## Your task
Search the entries below for "level" and copy each matching line.

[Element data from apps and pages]
┌────────

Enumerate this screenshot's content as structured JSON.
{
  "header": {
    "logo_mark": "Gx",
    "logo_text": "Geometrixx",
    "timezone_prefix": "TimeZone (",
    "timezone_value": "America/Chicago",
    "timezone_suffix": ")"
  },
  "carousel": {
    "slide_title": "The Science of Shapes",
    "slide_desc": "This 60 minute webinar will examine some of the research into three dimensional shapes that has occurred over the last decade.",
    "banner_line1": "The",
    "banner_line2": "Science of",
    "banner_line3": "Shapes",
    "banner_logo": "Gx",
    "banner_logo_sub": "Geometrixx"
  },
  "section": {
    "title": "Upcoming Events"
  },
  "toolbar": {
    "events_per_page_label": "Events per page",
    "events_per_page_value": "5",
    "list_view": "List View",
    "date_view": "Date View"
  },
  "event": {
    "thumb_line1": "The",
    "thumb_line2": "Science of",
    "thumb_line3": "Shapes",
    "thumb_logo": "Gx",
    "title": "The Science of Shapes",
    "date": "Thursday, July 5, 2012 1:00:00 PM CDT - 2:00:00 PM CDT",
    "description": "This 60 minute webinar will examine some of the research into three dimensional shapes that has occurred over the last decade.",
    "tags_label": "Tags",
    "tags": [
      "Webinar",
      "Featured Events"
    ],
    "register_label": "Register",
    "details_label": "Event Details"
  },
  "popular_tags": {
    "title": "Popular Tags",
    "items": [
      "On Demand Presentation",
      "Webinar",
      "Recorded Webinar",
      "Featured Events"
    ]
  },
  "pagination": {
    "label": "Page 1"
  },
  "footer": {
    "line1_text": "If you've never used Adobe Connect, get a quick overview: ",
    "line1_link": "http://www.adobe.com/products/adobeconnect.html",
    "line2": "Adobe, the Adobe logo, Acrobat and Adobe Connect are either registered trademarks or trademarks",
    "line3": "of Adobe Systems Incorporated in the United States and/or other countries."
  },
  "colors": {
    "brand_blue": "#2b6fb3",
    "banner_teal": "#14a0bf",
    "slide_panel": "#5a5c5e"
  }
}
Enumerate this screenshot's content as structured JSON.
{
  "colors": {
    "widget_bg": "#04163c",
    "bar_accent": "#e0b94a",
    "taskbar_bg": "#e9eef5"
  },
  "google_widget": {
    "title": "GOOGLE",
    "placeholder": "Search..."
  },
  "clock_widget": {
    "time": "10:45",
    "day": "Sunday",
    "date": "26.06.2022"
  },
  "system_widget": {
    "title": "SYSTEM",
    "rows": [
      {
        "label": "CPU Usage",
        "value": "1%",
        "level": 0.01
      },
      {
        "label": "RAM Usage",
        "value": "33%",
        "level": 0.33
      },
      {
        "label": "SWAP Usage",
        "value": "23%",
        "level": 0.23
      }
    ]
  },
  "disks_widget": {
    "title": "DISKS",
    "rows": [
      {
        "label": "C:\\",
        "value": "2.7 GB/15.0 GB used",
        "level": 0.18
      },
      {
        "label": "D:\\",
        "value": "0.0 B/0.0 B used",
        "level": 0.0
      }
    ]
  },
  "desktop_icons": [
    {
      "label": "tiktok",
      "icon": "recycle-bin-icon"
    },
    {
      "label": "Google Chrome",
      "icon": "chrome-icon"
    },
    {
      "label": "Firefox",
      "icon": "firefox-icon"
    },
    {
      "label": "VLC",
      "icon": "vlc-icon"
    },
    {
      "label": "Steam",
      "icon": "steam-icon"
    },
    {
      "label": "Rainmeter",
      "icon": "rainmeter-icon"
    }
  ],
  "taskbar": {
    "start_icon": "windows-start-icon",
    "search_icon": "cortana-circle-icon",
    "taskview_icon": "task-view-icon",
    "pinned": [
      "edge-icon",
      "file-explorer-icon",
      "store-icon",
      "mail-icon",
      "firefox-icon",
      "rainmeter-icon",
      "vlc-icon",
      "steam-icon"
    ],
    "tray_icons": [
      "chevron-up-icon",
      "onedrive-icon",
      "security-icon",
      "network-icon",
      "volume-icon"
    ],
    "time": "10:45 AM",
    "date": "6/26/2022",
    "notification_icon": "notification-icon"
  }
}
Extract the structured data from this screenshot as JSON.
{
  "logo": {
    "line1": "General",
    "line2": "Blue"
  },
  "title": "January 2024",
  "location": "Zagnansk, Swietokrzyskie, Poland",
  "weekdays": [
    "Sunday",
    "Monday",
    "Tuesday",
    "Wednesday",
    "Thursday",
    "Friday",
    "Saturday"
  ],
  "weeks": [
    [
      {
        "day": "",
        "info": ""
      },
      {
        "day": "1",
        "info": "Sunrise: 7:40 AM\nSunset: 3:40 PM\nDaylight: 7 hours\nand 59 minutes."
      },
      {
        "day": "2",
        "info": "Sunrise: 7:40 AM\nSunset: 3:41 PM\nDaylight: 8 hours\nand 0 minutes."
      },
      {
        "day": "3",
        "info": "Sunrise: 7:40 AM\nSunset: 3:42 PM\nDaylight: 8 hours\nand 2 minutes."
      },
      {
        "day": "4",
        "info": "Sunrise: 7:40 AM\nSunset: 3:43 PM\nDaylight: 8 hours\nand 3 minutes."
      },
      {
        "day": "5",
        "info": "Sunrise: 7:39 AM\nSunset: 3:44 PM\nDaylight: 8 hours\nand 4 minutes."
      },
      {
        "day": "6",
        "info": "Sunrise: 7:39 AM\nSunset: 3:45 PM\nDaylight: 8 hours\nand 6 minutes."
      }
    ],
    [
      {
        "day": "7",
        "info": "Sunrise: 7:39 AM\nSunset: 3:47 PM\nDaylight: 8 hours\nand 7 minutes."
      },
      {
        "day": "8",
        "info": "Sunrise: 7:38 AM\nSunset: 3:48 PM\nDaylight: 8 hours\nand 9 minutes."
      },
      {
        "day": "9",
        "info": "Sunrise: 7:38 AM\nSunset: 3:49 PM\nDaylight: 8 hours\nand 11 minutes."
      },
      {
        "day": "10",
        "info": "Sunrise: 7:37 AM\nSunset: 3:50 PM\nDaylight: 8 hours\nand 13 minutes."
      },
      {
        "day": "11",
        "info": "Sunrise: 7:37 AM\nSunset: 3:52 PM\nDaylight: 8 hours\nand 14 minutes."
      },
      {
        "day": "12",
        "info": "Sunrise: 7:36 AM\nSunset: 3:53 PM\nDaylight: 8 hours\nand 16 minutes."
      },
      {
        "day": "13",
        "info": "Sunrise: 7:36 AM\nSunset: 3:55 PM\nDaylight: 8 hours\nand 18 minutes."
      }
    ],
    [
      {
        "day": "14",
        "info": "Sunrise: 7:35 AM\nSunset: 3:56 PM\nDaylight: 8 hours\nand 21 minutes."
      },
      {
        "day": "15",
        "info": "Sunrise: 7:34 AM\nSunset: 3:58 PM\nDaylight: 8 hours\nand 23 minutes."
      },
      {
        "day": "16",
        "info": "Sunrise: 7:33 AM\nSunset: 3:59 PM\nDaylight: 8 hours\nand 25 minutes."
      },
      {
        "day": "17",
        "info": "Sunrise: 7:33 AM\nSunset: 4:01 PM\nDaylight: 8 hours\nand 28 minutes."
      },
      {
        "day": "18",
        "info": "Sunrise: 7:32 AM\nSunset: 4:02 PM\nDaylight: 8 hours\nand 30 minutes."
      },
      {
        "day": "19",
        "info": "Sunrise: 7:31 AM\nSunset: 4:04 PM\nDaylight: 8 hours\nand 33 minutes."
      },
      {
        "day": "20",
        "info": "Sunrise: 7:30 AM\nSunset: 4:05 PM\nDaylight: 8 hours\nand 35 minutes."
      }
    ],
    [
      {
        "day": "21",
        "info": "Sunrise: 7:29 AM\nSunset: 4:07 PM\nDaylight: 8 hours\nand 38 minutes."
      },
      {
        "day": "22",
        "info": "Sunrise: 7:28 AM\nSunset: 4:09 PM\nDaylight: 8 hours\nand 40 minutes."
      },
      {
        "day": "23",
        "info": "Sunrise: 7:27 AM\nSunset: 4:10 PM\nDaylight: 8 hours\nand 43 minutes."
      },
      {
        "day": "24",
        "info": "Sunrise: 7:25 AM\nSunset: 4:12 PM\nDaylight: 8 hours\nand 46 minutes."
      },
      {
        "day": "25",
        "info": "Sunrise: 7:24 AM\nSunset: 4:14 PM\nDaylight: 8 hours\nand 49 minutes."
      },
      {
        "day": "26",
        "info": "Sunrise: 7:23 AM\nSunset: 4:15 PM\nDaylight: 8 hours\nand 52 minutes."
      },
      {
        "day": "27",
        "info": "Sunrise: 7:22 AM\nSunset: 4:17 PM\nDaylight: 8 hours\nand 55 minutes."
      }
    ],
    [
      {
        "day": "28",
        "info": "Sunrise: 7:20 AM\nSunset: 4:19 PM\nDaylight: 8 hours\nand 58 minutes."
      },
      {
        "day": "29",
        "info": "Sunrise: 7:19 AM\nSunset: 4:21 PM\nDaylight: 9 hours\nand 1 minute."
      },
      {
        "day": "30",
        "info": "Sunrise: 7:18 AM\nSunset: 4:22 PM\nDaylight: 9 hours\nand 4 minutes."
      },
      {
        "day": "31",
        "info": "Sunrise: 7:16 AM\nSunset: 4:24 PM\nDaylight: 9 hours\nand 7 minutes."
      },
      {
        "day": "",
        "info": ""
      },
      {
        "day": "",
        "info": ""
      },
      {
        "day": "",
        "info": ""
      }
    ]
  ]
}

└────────

## Task result
        "level": 0.01
        "level": 0.33
        "level": 0.23
        "level": 0.18
        "level": 0.0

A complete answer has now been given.